Big Idea:

Big Idea 1

Quadratics can be written in multiple, equivalent ways.

1 week

Evidence of Understanding

  • analyze quadratic expressions or equations and justify whether they are equivalent
    • compare characteristics of each quadratic to determine if they model the same function  
    • substitute specific values into both equations, evaluate the equations, and justify equivalency
      • consider how many input and output pairs suffice to show equivalency  
    • create diagrams or area models to determine if two quadratics in factored, standard, or vertex form are equivalent
      • Example: use algebra tiles to represent x2 + 2x + 5 and (x + 1)2 + 4 and determine whether the same set of tiles can be reorganized to represent each expression  
    • algebraically prove equivalency by representing each equation identically
      • use the distributive property to show two representations are equivalent, Example: show (x - 5)(x - 2) is equivalent to any order of x2 - 5x - 2x + 10 
      • relate factored form and standard form using properties of exponentsExample: x·x = x2, x·x2 = x3, x2·x2 = x4, x50·x32 = x82, etc.
      • fluently add, subtract, or multiply polynomial expressions in the context of a situation

 

  • create equivalent quadratic equations or expressions and justify equivalency
    • given the factored or vertex form of a quadratic, write the equivalent standard form
    • factor out the greatest common monomial factor for any polynomial
    • use properties of exponents to factor a trinomial of any even degree (especially degree 2 or 4)
      • recognize and justify when a trinomial cannot be factored into two binomials
      • Example: recognize x6 - 5x3 + 6 as (x3)2 - 5x3 + 6 and (x3 - 2)(x3 - 3)
    • distinguish and factor quadratics that are perfect squares or a difference of squares
      • Example: recognize x2 + 20x + 100 is a perfect square because the numbers that multiply to 100 and add to 20 are both 10 and the area model is a square with side lengths of x + 10
      • Example: see x4 - y4 as the difference of squares (x2)2 - (y2)2, and therefore as (x2 - y2)(x2 + y2)

 

Develop conceptual understanding:

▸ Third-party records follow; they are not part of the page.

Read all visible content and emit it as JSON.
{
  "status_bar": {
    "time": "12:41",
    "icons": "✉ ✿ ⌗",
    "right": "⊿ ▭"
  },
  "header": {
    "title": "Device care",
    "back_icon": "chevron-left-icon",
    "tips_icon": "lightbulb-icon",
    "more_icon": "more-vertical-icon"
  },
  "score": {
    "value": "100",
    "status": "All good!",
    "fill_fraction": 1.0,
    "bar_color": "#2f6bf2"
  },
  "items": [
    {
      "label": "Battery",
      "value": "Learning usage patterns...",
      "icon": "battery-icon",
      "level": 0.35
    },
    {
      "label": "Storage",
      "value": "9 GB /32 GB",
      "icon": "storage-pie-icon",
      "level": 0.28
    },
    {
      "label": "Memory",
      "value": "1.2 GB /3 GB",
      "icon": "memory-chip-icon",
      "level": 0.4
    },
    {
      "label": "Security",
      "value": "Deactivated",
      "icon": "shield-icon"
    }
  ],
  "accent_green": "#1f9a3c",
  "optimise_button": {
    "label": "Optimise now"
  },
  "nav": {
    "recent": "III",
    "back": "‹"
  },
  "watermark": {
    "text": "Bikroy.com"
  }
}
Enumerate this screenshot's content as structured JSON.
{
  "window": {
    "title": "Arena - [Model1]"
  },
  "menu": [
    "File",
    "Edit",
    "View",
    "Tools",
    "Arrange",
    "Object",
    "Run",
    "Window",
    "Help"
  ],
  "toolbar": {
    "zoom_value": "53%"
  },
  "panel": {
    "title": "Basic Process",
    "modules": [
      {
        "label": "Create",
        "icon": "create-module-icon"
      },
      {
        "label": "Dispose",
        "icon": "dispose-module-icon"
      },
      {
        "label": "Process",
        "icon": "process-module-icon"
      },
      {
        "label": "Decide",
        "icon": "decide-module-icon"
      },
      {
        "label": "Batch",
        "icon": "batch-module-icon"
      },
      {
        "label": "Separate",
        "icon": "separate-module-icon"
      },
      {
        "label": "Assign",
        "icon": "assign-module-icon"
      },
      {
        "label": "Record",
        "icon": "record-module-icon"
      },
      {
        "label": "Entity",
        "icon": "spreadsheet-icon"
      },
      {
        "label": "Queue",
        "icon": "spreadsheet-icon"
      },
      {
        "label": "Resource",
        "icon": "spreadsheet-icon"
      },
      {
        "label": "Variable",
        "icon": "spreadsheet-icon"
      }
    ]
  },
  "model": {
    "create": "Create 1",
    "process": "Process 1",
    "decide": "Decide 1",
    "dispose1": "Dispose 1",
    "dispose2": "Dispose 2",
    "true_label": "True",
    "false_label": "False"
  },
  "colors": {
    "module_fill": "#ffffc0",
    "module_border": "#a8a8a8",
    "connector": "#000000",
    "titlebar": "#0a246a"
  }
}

distributive property, area, polynomial, trinomial, binomial, monomial, factor, perfect square, difference of squares

Supporting terms to communicate:

function, quadratic, expression, equation, factored form, standard form, sum, product, exponent, equivalent, polynomial, coefficient, leading coefficient

Core Resource
A core resource supports multiple days of instruction.
  • Rewriting Expressions
    This multi-day resource is intended to support students in first rewriting polynomial expressions in both factored and standard form.
    Resource:
    Rewriting Expressions

    This multi-day resource is intended to support students in first using an area model to understand the distributive principle for multiplying two binomials together and then using this same model to factor expressions given in standard form. In each part students work forward to expand expressions in parenthesis and then apply the patterns they noticed to work backwards to factor expressions in standard form.

    All Resources From:
Instructional Routine: Contemplate then Calculate
These tasks are embedded within the instructional routine called Contemplate then Calculate. COMING SOON!